But is it so lamentable that a film about a semi-model-slash-semi-actress, willing to try whatever but only fitting in for a little while, registers more as a curiosity than a full-fledged film? If nothing else, Factory Girl gives an unsettling glimpse into what it's like to be used up and then left out by an unforgiving art scene. Sedgwick liked attention and she liked having fun; at least the movie honors half of that.

She demands worker's comp!



Factory Girl

Facts and Figures

Run time: 90 mins

In Theaters: Friday 2nd February 2007

Box Office USA: $1.6M

Budget: $7M

Distributed by: MGM

Production compaines: The Weinstein Company, L.I.F.T. Production, Holly Wiersma Productions

Reviews

Contactmusic.com: 3 / 5

Rotten Tomatoes: 19%
Fresh: 21 Rotten: 91

IMDB: 6.4 / 10

Cast & Crew

Producer: Malcolm Petal, , Aaron Richard Golub

Starring: as Edie Sedgwick, as Andy Warhol, as Musician, as Richie Berlin, as Chuck Wein, as Brigid Polk, as Ingrid Superstar, as Gerard Malanga, Armin Amiri as Ondine, as Syd Pepperman, as Julia Warhol, as Fuzzy Sedgwick, as James Townsend, as Diana Vreeland, as Mort Silvers, as Mrs. Whitley

Contactmusic


Links



Advertisement

New Movies

Swallows and Amazons Movie Review

Swallows and Amazons Movie Review

After a number of films, TV series and stage adaptations, Arthur Ransome's beloved 1930 novel...

David Brent: Life on the Road Movie Review

David Brent: Life on the Road Movie Review

The original BBC sitcom The Office ran for 14 episodes from 2001 to 2003, and...

The Childhood of a Leader Movie Review

The Childhood of a Leader Movie Review

Bold and intelligent, this dark drama is a challenging portrait of the making of an...

Pete's Dragon Movie Review

Pete's Dragon Movie Review

This hugely enjoyable adventure is a loose remake of the 1977 Disney hit that blended...

The Shallows Movie Review

The Shallows Movie Review

With a simple premise and plenty of visual style, Spanish filmmaker Jaume Collet-Serra (Unknown) takes...

Mike and Dave Need Wedding Dates Movie Review

Mike and Dave Need Wedding Dates Movie Review

Watching this gross-out comedy, it's clear that the gifted cast and crew had a great...

Nerve Movie Review

Nerve Movie Review

With a premise that feels almost eerily current, this stylish thriller revolves around a phone...

Advertisement
The Carer Movie Review

The Carer Movie Review

Brian Cox gets the role of a lifetime in this warm comedy about living life...

Born to Be Blue Movie Review

Born to Be Blue Movie Review

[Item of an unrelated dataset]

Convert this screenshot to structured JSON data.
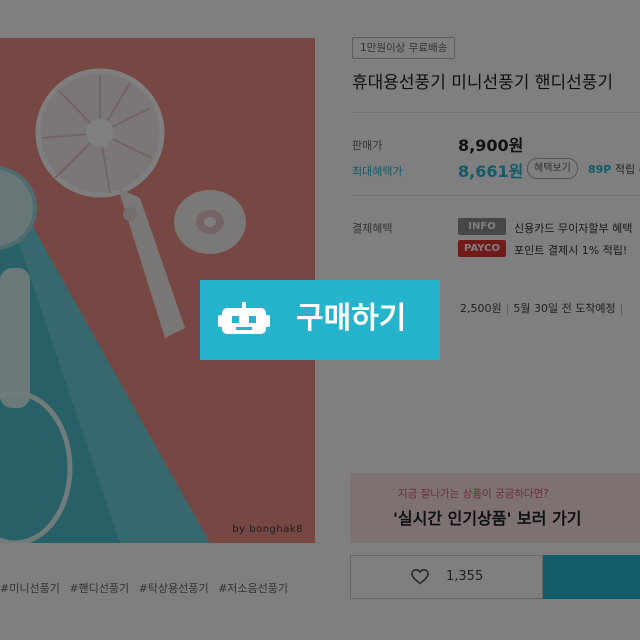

Writer-director Robert Budreau takes a stylised approach to this biopic of the legendary jazz artist...

Jason Bourne Movie Review

Jason Bourne Movie Review

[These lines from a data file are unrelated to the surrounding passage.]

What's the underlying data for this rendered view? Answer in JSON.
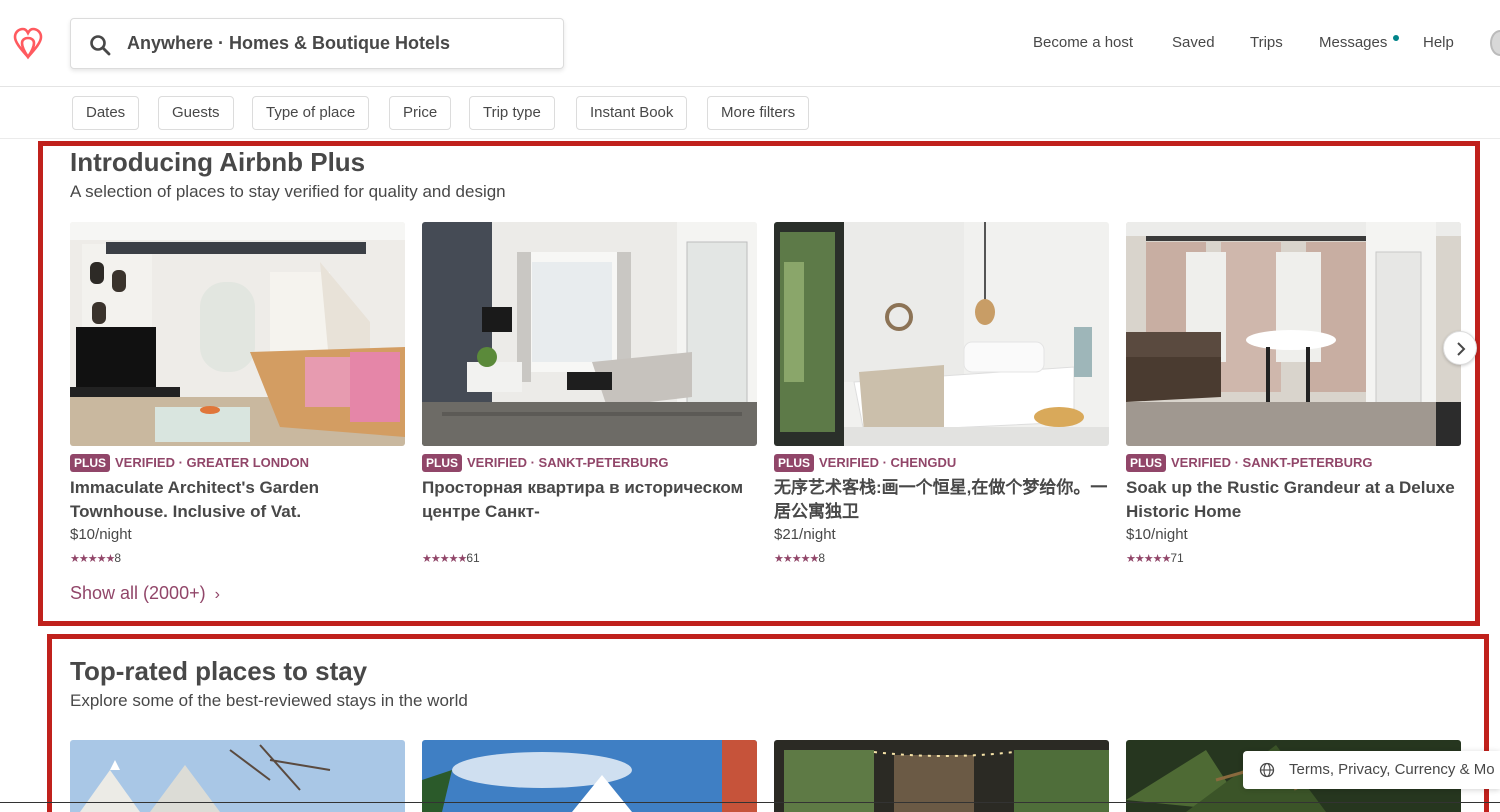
{
  "header": {
    "search_text": "Anywhere · Homes & Boutique Hotels",
    "nav": {
      "become_host": "Become a host",
      "saved": "Saved",
      "trips": "Trips",
      "messages": "Messages",
      "help": "Help"
    }
  },
  "filters": [
    "Dates",
    "Guests",
    "Type of place",
    "Price",
    "Trip type",
    "Instant Book",
    "More filters"
  ],
  "plus_section": {
    "title": "Introducing Airbnb Plus",
    "subtitle": "A selection of places to stay verified for quality and design",
    "show_all": "Show all (2000+)",
    "cards": [
      {
        "badge": "PLUS",
        "meta": "VERIFIED · GREATER LONDON",
        "name": "Immaculate Architect's Garden Townhouse. Inclusive of Vat.",
        "price": "$10/night",
        "stars": "★★★★★",
        "reviews": "8"
      },
      {
        "badge": "PLUS",
        "meta": "VERIFIED · SANKT-PETERBURG",
        "name": "Просторная квартира в историческом центре Санкт-",
        "price": "",
        "stars": "★★★★★",
        "reviews": "61"
      },
      {
        "badge": "PLUS",
        "meta": "VERIFIED · CHENGDU",
        "name": "无序艺术客栈:画一个恒星,在做个梦给你。一居公寓独卫",
        "price": "$21/night",
        "stars": "★★★★★",
        "reviews": "8"
      },
      {
        "badge": "PLUS",
        "meta": "VERIFIED · SANKT-PETERBURG",
        "name": "Soak up the Rustic Grandeur at a Deluxe Historic Home",
        "price": "$10/night",
        "stars": "★★★★★",
        "reviews": "71"
      }
    ]
  },
  "top_rated_section": {
    "title": "Top-rated places to stay",
    "subtitle": "Explore some of the best-reviewed stays in the world"
  },
  "footer": {
    "links_text": "Terms, Privacy, Currency & Mo"
  },
  "colors": {
    "plus_accent": "#914669",
    "annotation_red": "#c0211c",
    "brand": "#FF5A5F",
    "notification_dot": "#008489"
  }
}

It's been nine years since Matt Damon and Paul Greengrass collaborated on The Bourne Ultimatum,...

The Commune [Kollektivet] Movie Review

The Commune [Kollektivet] Movie Review

Veteran Danish filmmaker Thomas Vinterberg (Festen, The Hunt) returns to a smaller homegrown story after...

The BFG Movie Review

The BFG Movie Review

For his adaptation of the Roald Dahl classic, Steven Spielberg reunited with screenwriter Melissa Mathison,...

Finding Dory Movie Review

Finding Dory Movie Review

It's been 13 years since the release of the Disney/Pixar hit Finding Nemo, and filmmaker...

Star Trek Beyond Movie Review

Star Trek Beyond Movie Review

This is where the Star Trek franchise officially shifts from thoughtful drama into thunderous action....

Advertisement
Artists
Actors
    Filmmakers
      Artists
      Bands
        Musicians
          Artists
          Celebrities
             
              Artists
              Interviews
                musicians & bands in the news
                  actors & filmmakers in the news
                    celebrities in the news

                      Go Back in Time using our News archive to see what happened on a particular day in the past.